Aim of the task: Copy each line below that has "kind".

·····

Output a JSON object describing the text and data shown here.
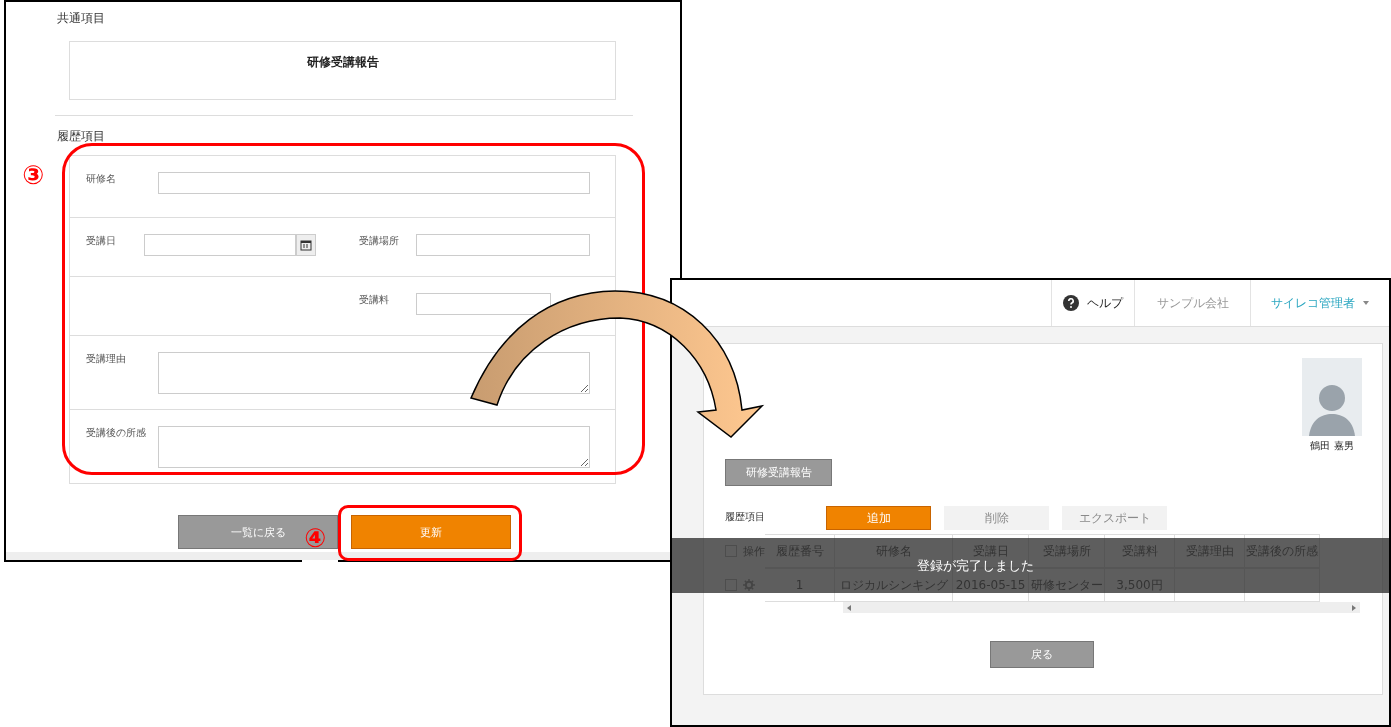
{
  "left_window": {
    "common_section": {
      "label": "共通項目",
      "title": "研修受講報告"
    },
    "history_section": {
      "label": "履歴項目",
      "rows": [
        {
          "fields": [
            {
              "kind": "wide",
              "label": "研修名"
            }
          ]
        },
        {
          "fields": [
            {
              "kind": "date",
              "label": "受講日"
            },
            {
              "kind": "half",
              "label": "受講場所"
            }
          ]
        },
        {
          "fields": [
            {
              "kind": "half",
              "label": "受講料"
            }
          ]
        },
        {
          "fields": [
            {
              "kind": "textarea",
              "label": "受講理由"
            }
          ]
        },
        {
          "fields": [
            {
              "kind": "textarea",
              "label": "受講後の所感"
            }
          ]
        }
      ]
    },
    "buttons": [
      {
        "kind": "secondary",
        "label": "一覧に戻る"
      },
      {
        "kind": "primary",
        "label": "更新"
      }
    ]
  },
  "annotations": [
    {
      "label": "③"
    },
    {
      "label": "④"
    }
  ],
  "right_window": {
    "header": {
      "help": "ヘルプ",
      "company": "サンプル会社",
      "user": "サイレコ管理者"
    },
    "employee": {
      "name": "鶴田 嘉男"
    },
    "report_button": "研修受講報告",
    "history": {
      "label": "履歴項目",
      "actions": [
        {
          "label": "追加",
          "disabled": false
        },
        {
          "label": "削除",
          "disabled": true
        },
        {
          "label": "エクスポート",
          "disabled": true
        }
      ],
      "select_all_checked": false,
      "operation_header": "操作",
      "columns": [
        "履歴番号",
        "研修名",
        "受講日",
        "受講場所",
        "受講料",
        "受講理由",
        "受講後の所感"
      ],
      "rows": [
        {
          "checked": false,
          "cells": [
            "1",
            "ロジカルシンキング",
            "2016-05-15",
            "研修センター",
            "3,500円"
          ]
        }
      ]
    },
    "back_button": "戻る",
    "toast": "登録が完了しました"
  }
}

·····

Answer to the exercise:
              "kind": "wide",
              "kind": "date",
              "kind": "half",
              "kind": "half",
              "kind": "textarea",
              "kind": "textarea",
        "kind": "secondary",
        "kind": "primary",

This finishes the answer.